A team of researchers said that heavy drinkers could be putting themselves at risk of muscle loss and frailty in later life, suggesting another reason to cut back on booze, a new study has shown.
According to the study by the UK-based University of East Anglia, people with the least amount of muscle were drinking 10 units or more per day -- roughly a bottle of wine.
Researchers said people in their 50s and 60s are more prone to the risk of muscle loss.
"Losing muscle as we age leads to problems with weakness and frailty in later life," said Prof Ailsa Welch from UEA's Norwich Medical School.
The researchers examined data from the UK Biobank, a large-scale database of anonymised lifestyle and health information from half a million people in the country.
They looked at data for nearly 200,000 people aged between 37 and 73 years, the study mentioned.
The researchers studied how much alcohol people were drinking and compared it with how much muscle they had, according to their body size.
They also considered how much protein they consumed, their levels of physical activity, and other factors that could influence how much muscle they had.
"Most of the people were in their 50s and 60s. We found that those who drank a lot of alcohol had a lower amount of skeletal muscle compared to people who drank less after we took into account their body sizes and other factors," said Dr Jane Skinner from UEA's Norwich Medical School.
According to the study, drinking alcohol became a problem when people were drinking 10 or more units a day, equivalent to a bottle of wine or four or five pints.
"Alcohol consumption and muscle mass were measured cross-sectionally - in people at the same time - so we can't be sure of a causal link," Skinner said.
According to Prof Welch said, the study shows that alcohol may have harmful effects on muscle mass at higher levels of consumption.

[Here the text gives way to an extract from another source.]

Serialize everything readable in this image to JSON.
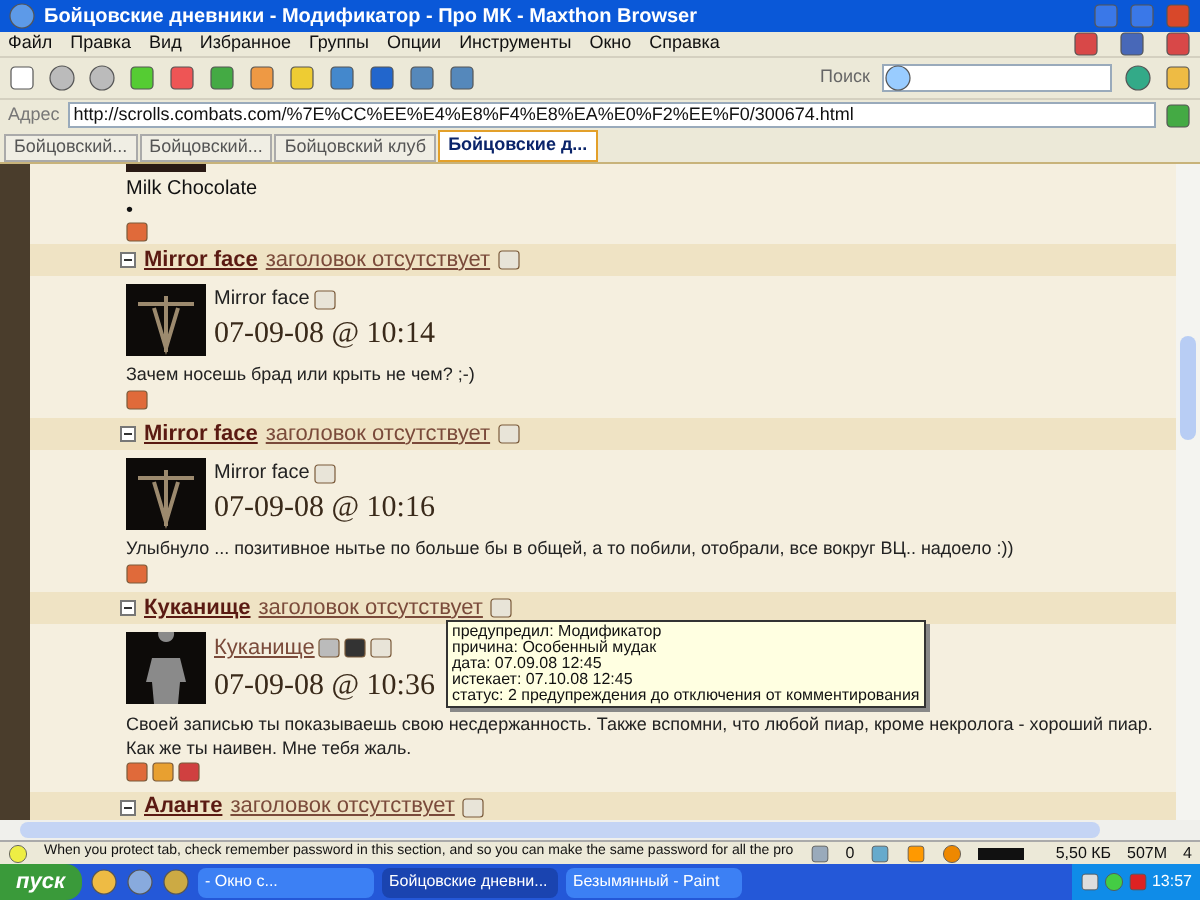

"We know that losing muscle as we age leads to problems with weakness and frailty, so this suggests another reason to avoid drinking high amounts of alcohol routinely in middle and early older age," she added.